This latest development follows Meta’s remarkable stock performance in 2023, where the company’s market capitalization nearly tripled. The extended trading rally further solidifies Meta’s position in the market, with its current market cap standing at $1 trillion.

The $50 billion share buyback program represents about 5% of Meta’s outstanding shares, underlining the company’s commitment to returning value to its shareholders. As of December, Meta had $30.9 billion available for share repurchases.

The dividend payout is scheduled for March, benefiting all shareholders of record as of February 22. Meta’s decision to initiate a dividend and embark on a substantial share buyback signals a maturation phase for the company, aligning it with industry trends where tech giants increasingly leverage their financial strength to reward investors.

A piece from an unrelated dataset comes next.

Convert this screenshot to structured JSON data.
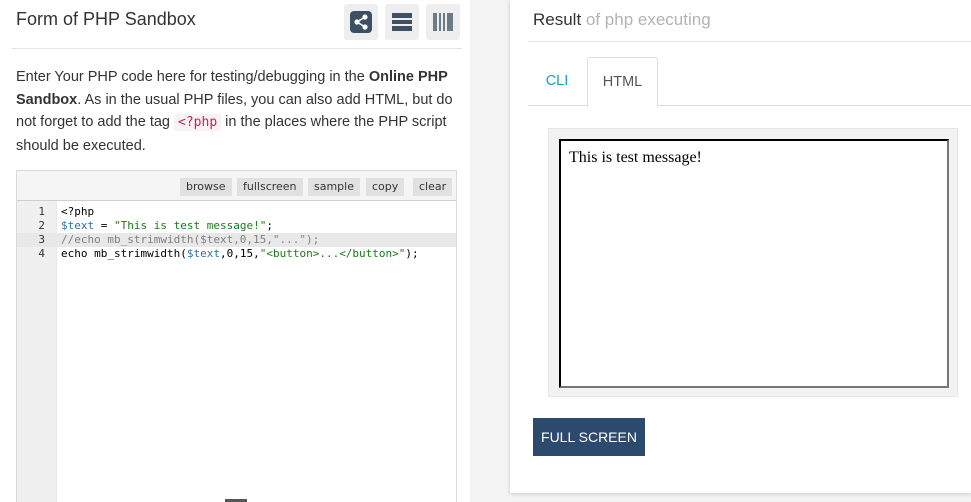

It’s worth noting that Meta’s move contrasts with industry counterparts like Amazon and Alphabet, neither of which has ever issued dividends. Microsoft initiated its dividend program in 2003, while Oracle followed suit in 2009. Meta’s strategic pivot reflects its evolving role in the tech landscape and its commitment to delivering shareholder value.